**EXERCISE:**
All lines in the data bearing the string "JSON" should be identified and copied.
DATA FOR THIS TASK below:
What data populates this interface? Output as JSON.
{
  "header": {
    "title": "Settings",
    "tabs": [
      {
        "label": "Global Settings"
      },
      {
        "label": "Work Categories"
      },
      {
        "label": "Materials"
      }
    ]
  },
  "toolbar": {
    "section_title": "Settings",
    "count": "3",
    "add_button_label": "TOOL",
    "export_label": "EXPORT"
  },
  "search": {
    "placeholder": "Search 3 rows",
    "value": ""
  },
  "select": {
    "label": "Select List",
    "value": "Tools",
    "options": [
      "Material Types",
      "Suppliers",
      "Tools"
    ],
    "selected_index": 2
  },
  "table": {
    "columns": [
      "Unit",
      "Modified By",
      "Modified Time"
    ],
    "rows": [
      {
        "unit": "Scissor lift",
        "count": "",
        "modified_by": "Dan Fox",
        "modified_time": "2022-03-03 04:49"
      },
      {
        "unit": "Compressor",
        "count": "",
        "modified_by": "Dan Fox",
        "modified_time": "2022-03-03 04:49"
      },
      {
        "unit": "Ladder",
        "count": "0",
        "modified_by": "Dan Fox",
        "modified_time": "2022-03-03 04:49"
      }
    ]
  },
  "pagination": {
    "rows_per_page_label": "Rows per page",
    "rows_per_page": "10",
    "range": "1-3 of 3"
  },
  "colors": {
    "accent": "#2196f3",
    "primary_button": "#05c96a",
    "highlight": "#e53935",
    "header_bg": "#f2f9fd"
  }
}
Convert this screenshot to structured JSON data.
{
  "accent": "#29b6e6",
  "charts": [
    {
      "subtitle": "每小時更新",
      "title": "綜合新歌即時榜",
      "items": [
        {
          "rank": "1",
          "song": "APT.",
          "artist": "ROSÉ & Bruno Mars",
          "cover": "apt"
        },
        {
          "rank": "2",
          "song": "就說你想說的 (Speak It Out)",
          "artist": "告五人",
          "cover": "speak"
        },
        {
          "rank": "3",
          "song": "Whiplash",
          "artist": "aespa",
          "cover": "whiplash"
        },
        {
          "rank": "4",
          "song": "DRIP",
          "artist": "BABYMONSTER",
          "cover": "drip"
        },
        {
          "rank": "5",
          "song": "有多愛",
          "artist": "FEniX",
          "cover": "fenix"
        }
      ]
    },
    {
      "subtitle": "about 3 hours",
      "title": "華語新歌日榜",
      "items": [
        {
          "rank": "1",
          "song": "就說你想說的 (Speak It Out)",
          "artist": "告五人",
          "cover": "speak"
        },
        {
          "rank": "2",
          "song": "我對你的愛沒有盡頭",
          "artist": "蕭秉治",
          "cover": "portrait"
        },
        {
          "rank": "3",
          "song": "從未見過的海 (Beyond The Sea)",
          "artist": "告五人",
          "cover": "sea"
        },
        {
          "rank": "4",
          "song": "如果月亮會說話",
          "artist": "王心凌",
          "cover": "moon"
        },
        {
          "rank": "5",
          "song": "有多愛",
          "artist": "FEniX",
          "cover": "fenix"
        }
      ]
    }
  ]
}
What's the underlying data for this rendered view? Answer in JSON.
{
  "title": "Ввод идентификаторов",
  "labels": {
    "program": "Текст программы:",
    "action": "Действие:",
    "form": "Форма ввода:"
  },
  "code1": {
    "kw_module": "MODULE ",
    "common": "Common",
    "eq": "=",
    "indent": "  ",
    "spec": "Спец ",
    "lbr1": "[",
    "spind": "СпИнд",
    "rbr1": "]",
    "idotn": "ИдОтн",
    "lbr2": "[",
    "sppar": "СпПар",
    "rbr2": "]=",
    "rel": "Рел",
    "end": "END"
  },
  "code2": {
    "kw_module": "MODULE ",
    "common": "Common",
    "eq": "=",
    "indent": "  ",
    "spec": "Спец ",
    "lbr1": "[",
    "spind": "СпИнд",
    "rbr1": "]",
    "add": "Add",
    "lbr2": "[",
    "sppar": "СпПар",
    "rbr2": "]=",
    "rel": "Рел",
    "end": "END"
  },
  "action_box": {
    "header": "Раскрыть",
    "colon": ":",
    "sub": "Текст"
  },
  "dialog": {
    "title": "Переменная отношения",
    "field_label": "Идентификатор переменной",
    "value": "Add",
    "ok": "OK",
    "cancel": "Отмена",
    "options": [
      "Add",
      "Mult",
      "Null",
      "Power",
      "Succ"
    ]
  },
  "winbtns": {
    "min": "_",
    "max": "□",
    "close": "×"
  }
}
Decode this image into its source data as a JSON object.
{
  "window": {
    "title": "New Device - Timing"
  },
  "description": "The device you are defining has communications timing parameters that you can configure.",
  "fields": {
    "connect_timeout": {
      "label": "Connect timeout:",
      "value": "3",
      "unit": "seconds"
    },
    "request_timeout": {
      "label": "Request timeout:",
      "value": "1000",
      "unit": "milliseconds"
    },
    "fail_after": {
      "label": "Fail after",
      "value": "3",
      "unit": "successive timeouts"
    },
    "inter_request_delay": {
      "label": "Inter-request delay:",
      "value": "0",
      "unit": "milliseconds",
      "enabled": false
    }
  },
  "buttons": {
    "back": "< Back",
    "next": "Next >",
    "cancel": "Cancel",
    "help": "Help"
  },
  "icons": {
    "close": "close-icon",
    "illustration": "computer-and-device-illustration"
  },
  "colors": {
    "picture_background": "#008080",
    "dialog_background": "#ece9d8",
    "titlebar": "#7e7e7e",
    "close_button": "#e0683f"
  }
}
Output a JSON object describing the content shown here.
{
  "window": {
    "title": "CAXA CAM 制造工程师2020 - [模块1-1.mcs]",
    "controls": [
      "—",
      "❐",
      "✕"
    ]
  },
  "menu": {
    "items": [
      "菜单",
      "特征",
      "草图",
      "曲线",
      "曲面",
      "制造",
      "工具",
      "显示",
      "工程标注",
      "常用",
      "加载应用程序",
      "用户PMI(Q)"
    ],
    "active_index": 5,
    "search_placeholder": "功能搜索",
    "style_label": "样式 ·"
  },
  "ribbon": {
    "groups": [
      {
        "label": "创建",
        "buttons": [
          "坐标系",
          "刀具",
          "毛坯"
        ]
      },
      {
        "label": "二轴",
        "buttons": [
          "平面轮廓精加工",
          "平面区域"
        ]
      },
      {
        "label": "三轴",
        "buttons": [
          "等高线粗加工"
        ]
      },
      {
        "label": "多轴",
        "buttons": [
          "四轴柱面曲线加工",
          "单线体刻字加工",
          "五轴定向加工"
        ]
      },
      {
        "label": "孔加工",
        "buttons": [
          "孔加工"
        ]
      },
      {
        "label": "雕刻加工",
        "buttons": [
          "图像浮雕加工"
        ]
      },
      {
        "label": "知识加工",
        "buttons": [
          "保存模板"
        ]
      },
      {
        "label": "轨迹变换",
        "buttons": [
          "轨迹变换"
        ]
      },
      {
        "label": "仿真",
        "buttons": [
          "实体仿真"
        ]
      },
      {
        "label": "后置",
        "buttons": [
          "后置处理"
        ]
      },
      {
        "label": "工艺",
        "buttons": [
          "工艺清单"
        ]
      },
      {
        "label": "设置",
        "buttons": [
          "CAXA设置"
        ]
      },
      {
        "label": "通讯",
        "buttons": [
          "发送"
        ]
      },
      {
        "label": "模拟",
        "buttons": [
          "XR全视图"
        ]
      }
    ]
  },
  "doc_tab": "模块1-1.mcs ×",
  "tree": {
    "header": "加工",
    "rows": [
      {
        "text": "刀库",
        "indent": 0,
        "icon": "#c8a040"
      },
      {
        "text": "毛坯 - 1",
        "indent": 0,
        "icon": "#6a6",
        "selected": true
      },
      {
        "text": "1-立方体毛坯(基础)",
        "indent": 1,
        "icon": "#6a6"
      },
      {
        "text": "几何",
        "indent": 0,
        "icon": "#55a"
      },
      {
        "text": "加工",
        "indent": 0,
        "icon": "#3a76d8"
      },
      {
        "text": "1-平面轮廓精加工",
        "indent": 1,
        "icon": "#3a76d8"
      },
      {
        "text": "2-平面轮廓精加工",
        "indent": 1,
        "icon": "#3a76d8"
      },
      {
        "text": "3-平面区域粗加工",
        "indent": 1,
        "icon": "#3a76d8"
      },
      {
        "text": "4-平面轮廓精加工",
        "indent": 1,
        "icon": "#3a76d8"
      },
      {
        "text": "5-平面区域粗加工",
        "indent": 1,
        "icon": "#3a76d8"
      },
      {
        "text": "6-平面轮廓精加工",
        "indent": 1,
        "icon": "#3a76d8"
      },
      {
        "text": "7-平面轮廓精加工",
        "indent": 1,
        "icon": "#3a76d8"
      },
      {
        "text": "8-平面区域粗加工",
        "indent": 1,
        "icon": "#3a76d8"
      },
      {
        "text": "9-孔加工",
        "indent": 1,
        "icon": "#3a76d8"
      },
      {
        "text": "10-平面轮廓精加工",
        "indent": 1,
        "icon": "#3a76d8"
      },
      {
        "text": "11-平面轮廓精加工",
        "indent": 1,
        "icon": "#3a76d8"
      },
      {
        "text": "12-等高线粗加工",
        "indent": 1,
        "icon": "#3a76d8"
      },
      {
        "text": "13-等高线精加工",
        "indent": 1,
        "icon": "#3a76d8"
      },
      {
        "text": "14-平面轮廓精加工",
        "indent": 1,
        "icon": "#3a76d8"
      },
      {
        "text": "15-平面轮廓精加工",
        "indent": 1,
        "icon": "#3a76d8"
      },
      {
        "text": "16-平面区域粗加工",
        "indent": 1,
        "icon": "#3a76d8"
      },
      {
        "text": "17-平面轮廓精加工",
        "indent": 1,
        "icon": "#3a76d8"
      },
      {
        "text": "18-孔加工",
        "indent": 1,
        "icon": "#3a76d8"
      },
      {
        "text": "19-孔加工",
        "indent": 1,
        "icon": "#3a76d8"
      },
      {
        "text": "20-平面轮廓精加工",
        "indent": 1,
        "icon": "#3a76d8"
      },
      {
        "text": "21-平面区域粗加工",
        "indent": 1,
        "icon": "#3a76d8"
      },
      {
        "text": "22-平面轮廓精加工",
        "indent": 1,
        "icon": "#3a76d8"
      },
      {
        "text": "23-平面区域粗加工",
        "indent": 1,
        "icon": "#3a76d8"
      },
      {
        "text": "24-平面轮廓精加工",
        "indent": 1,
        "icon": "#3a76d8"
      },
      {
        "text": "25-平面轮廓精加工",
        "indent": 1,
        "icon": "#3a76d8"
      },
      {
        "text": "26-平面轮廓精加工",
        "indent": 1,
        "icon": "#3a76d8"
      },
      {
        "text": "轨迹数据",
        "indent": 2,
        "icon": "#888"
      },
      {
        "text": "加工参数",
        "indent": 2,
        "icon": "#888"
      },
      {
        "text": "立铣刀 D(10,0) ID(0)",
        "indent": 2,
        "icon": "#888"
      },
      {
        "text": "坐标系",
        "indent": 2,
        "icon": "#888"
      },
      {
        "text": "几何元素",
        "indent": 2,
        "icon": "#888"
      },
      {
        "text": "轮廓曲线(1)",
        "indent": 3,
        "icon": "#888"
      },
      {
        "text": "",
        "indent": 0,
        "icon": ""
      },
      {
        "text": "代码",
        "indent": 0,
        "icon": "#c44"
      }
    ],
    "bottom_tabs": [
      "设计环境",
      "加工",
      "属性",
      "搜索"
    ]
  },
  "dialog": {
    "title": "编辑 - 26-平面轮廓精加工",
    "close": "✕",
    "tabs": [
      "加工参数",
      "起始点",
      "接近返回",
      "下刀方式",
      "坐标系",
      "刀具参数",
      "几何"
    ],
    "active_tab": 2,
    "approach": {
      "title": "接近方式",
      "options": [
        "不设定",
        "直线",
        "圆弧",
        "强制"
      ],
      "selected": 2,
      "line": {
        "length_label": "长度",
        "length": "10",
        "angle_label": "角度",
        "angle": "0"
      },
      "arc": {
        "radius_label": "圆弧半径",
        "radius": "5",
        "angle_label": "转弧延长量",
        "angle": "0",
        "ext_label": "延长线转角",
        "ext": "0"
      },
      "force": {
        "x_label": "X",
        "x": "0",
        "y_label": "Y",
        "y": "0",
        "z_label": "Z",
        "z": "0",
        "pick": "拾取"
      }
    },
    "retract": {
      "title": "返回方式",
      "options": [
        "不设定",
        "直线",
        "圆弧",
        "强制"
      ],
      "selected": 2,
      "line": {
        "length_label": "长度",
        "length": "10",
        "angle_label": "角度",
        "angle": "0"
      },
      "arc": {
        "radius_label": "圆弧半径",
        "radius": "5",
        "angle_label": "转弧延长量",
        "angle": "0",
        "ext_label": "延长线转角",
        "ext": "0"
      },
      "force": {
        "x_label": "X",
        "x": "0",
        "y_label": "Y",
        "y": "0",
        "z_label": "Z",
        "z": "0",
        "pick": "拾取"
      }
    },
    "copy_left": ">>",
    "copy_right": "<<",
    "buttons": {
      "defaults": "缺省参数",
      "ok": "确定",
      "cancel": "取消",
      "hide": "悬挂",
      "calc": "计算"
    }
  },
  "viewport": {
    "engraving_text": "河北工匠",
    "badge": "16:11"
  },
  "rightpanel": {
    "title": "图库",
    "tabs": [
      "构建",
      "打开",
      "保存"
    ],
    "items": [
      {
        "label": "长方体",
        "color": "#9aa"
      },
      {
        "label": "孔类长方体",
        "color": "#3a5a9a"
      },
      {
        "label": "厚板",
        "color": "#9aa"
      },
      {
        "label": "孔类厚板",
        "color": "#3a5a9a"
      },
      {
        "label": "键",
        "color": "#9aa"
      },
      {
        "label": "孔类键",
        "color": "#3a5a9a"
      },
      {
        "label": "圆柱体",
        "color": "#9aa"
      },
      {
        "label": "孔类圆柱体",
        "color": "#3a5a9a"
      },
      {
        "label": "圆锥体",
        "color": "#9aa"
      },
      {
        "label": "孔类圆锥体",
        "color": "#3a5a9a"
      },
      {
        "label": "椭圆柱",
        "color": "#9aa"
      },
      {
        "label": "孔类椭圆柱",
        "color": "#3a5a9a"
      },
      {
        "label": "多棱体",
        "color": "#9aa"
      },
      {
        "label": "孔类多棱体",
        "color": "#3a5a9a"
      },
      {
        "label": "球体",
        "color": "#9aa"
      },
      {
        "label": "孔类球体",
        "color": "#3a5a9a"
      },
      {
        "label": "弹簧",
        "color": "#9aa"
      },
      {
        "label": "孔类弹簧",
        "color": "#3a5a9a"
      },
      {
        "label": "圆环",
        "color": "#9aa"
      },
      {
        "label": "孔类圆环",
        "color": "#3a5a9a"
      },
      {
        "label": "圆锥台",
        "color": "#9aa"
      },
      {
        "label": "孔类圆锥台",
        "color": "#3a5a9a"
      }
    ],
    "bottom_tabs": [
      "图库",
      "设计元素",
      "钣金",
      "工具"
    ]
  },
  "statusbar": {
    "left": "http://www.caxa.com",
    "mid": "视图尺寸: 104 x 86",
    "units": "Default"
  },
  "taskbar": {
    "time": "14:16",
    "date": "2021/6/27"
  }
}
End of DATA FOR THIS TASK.
**EXERCISE OUTPUT:**
What data populates this interface? Output as JSON.
Convert this screenshot to structured JSON data.
What's the underlying data for this rendered view? Answer in JSON.
Decode this image into its source data as a JSON object.
Output a JSON object describing the content shown here.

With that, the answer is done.